Natural Wool Sampling
Since I started spinning, I had only really spun Merino and Churro. So I decided to order a Natural Wool Sample Pack from Woodland Woolworks to try. The sample pack is $25, and you get 16 1/2 oz. samples of 16 different types of natural wools. In the box below, you can see the unspun roving samples on the top, and the spun roving samples on the bottom.
So far, I've spun up 8 of the 16 wool types. This has been a great experience for me, and I highly recommend this to those of you who haven't had the opportunity to try all these different types of wool. Try them this way, then decide what you'd like to get more of for a large project!
I've tried to spin all of these in the same way to get the best comparison. I've been drafting parallel fibers from the tip of a pre-drafted strip of roving, using a short draw technique, possibly a long draw on some of the wool types. I'm plying the single into a two ply by winding it into a center pull ball and using both ends to ply together.
A few notes about the wools, from left to right in the above picture.
1) Blue Faced Leicester Top. Corriedale Cross is softer, but it felt about the same texture to spin up, with a little more crimp than the Corrie. Easy to draft. I think this yarn wants to be a medium weight single to be happy.
2) Jacob Brown Sheep top. A rougher wool, for outerwear for sure, I don't think I'd make a fitted sweater from this! Very easy to work with, the yarn had a pretty good crimp in it. This yarn definitely liked to be a thicker single. But a gorgeous dark brown color. I bet this would be great to use in some felting projects.
3) White American Wool top. Nice, soft, not as soft as Merino or Finn Sheep, but softer than the Corriedale Cross. This drafted easily, and I got the sense that you could spin a thick or a thin single from it depending on what you'd want it for.
4) Finn Sheep Top. I love this wool. Soft, lustrous, and easy easy easy to draft and play with. I think I could make fine yarn or thick yarn with this stuff. I would love to make some nice socks with this! One of the favorites so far!
And notes about the above wools:

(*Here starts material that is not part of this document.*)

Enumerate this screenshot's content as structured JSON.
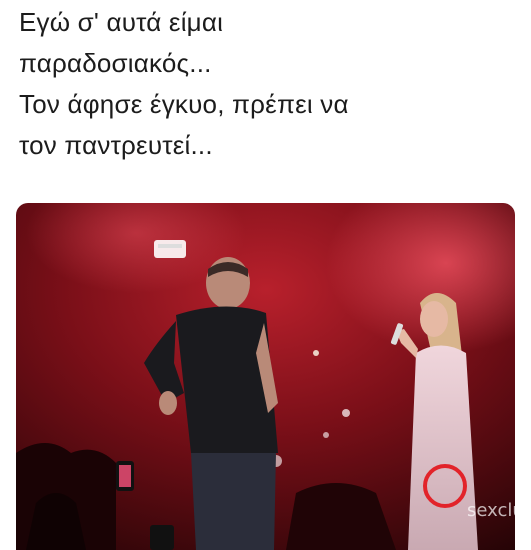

5) Shetland Moorit Top. Love this one too. Good thing I ordered 12 oz. of it! It is the nicest natural brown color (moorit!), drafts amazingly well, and is a pretty soft yarn. Not as soft as the Finn Sheep, but definitely softer than the other colored wools in the pack. I think I could make this stuff thick or thin too, but it also likes to be a happy medium.

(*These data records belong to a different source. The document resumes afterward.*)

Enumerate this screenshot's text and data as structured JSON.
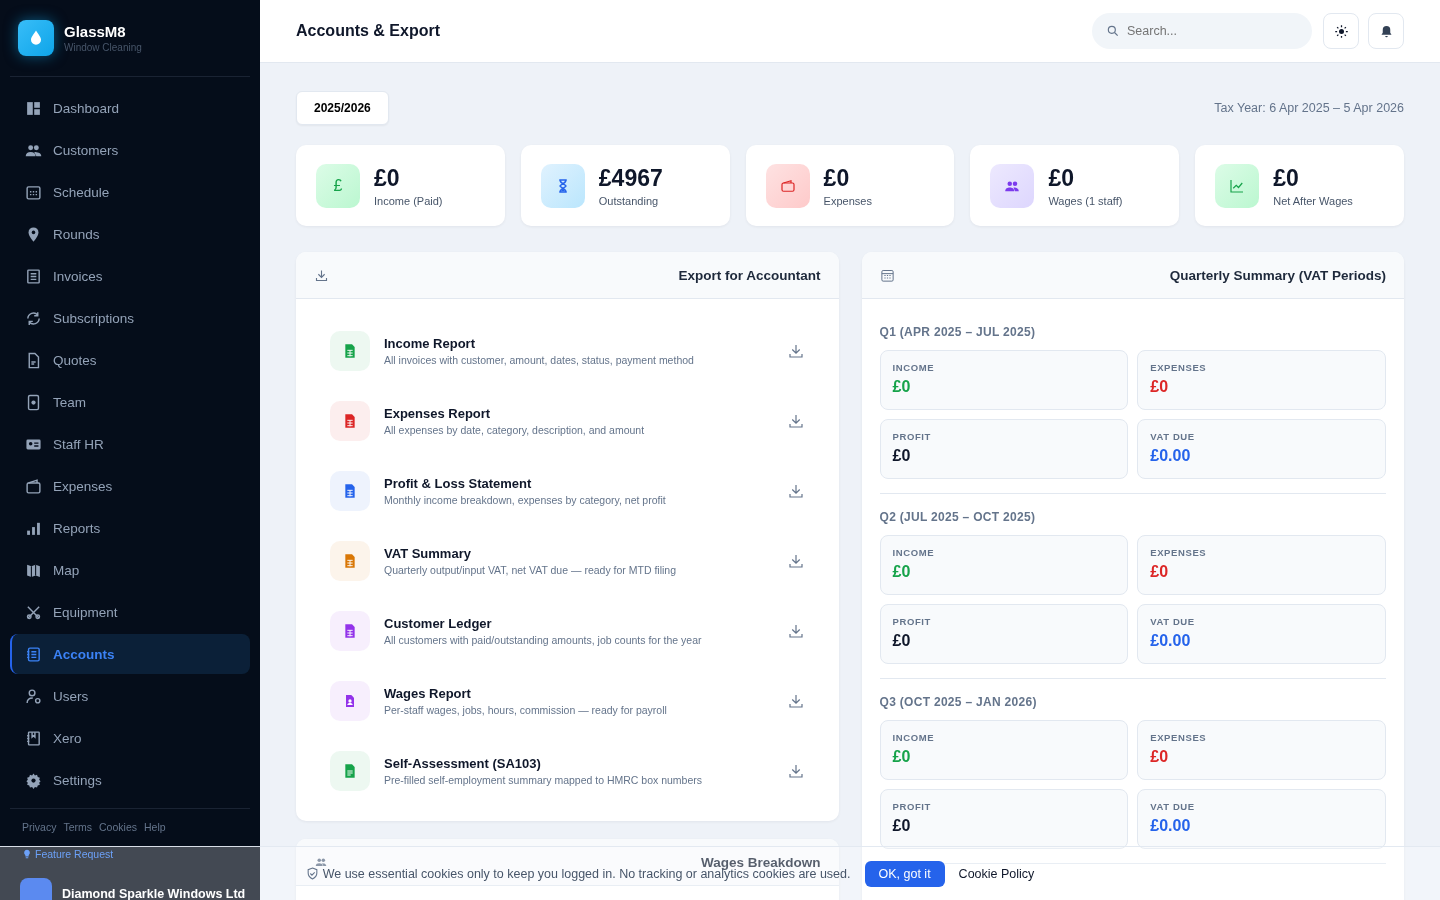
{
  "brand": {
    "name": "GlassM8",
    "tagline": "Window Cleaning"
  },
  "sidebar": {
    "items": [
      {
        "label": "Dashboard",
        "selected": false
      },
      {
        "label": "Customers",
        "selected": false
      },
      {
        "label": "Schedule",
        "selected": false
      },
      {
        "label": "Rounds",
        "selected": false
      },
      {
        "label": "Invoices",
        "selected": false
      },
      {
        "label": "Subscriptions",
        "selected": false
      },
      {
        "label": "Quotes",
        "selected": false
      },
      {
        "label": "Team",
        "selected": false
      },
      {
        "label": "Staff HR",
        "selected": false
      },
      {
        "label": "Expenses",
        "selected": false
      },
      {
        "label": "Reports",
        "selected": false
      },
      {
        "label": "Map",
        "selected": false
      },
      {
        "label": "Equipment",
        "selected": false
      },
      {
        "label": "Accounts",
        "selected": true
      },
      {
        "label": "Users",
        "selected": false
      },
      {
        "label": "Xero",
        "selected": false
      },
      {
        "label": "Settings",
        "selected": false
      }
    ],
    "footer_links": [
      "Privacy",
      "Terms",
      "Cookies",
      "Help"
    ],
    "feature_request": "Feature Request",
    "account": {
      "name": "Diamond Sparkle Windows Ltd"
    }
  },
  "header": {
    "title": "Accounts & Export",
    "search": {
      "placeholder": "Search..."
    }
  },
  "year_button": "2025/2026",
  "tax_year": "Tax Year: 6 Apr 2025 – 5 Apr 2026",
  "stats": [
    {
      "value": "£0",
      "label": "Income (Paid)",
      "kind": "income",
      "glyph": "£"
    },
    {
      "value": "£4967",
      "label": "Outstanding",
      "kind": "outstanding"
    },
    {
      "value": "£0",
      "label": "Expenses",
      "kind": "expenses"
    },
    {
      "value": "£0",
      "label": "Wages (1 staff)",
      "kind": "wages"
    },
    {
      "value": "£0",
      "label": "Net After Wages",
      "kind": "net"
    }
  ],
  "export": {
    "title": "Export for Accountant",
    "reports": [
      {
        "title": "Income Report",
        "description": "All invoices with customer, amount, dates, status, payment method",
        "color": "#16a34a"
      },
      {
        "title": "Expenses Report",
        "description": "All expenses by date, category, description, and amount",
        "color": "#dc2626"
      },
      {
        "title": "Profit & Loss Statement",
        "description": "Monthly income breakdown, expenses by category, net profit",
        "color": "#2563eb"
      },
      {
        "title": "VAT Summary",
        "description": "Quarterly output/input VAT, net VAT due — ready for MTD filing",
        "color": "#d97706"
      },
      {
        "title": "Customer Ledger",
        "description": "All customers with paid/outstanding amounts, job counts for the year",
        "color": "#9333ea"
      },
      {
        "title": "Wages Report",
        "description": "Per-staff wages, jobs, hours, commission — ready for payroll",
        "color": "#9333ea"
      },
      {
        "title": "Self-Assessment (SA103)",
        "description": "Pre-filled self-employment summary mapped to HMRC box numbers",
        "color": "#16a34a"
      }
    ]
  },
  "quarterly": {
    "title": "Quarterly Summary (VAT Periods)",
    "quarters": [
      {
        "label": "Q1 (APR 2025 – JUL 2025)",
        "tiles": [
          {
            "kind": "income",
            "label": "INCOME",
            "value": "£0"
          },
          {
            "kind": "expenses",
            "label": "EXPENSES",
            "value": "£0"
          },
          {
            "kind": "profit",
            "label": "PROFIT",
            "value": "£0"
          },
          {
            "kind": "vat",
            "label": "VAT DUE",
            "value": "£0.00"
          }
        ]
      },
      {
        "label": "Q2 (JUL 2025 – OCT 2025)",
        "tiles": [
          {
            "kind": "income",
            "label": "INCOME",
            "value": "£0"
          },
          {
            "kind": "expenses",
            "label": "EXPENSES",
            "value": "£0"
          },
          {
            "kind": "profit",
            "label": "PROFIT",
            "value": "£0"
          },
          {
            "kind": "vat",
            "label": "VAT DUE",
            "value": "£0.00"
          }
        ]
      },
      {
        "label": "Q3 (OCT 2025 – JAN 2026)",
        "tiles": [
          {
            "kind": "income",
            "label": "INCOME",
            "value": "£0"
          },
          {
            "kind": "expenses",
            "label": "EXPENSES",
            "value": "£0"
          },
          {
            "kind": "profit",
            "label": "PROFIT",
            "value": "£0"
          },
          {
            "kind": "vat",
            "label": "VAT DUE",
            "value": "£0.00"
          }
        ]
      }
    ]
  },
  "wages": {
    "title": "Wages Breakdown"
  },
  "cookie_banner": {
    "text": "We use essential cookies only to keep you logged in. No tracking or analytics cookies are used.",
    "button": "OK, got it",
    "link": "Cookie Policy"
  }
}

6) White Coopworth Top. Now, the catalog has this in the coarse wool category, but I really think that this sample was softer than the BFL sample I got. It drafted into a nice thin single very easily, and I think became one of the most balanced yarns of the bunch! I'd order more of this.
7) Icelandic Top. Gray. This I would have to say, is the coarsest of the batch of 8 that I've spun up yet. It is a blend of both the outer and inner wools of the sheep, as opposed to being the inner wool only, which I imagine is much softer. Wants to be a thicker single than I was wanting it too...so note, spin it thick! And, definitely for outerwear or felting.
8) Corriedale Cross top. I am, very fond of this top. It spun up beautifully and quite effortlessly. I even got Nate to spin some, and at his first attempt with the wheel, he made decent yarn with it (which promptly became a cat toy). Makes me glad I ordered a lb of this! I think that this top would like to be either a thin or a thick single, and it really yeilds to a light drafting hand well.
Overall, this has been a great experience. I highly recommend it to new spinners, or spinners who haven't spun that many different wool types. I think to spin them (well 8 of them at least) back to back was useful, for I could distinguish subtleties in the fibers that I wouldn't have noticed if I spun them all individually.
I think if I had to list them in order of favorite to least, it'd be:
1) Finn Sheep.
2) Corriedale Cross.
4) Shetland Moorit.
5) American Medium Wool.
6) Jacob Brown.
7) Blue Faced Leicester.
Though, I can see that I'd use all of these wools for their own purposes. Though the ones at the top seem more versatile to me, I would use the Jacob or Icelandic for some heavy duty garments or felting quite happily.
I love wool.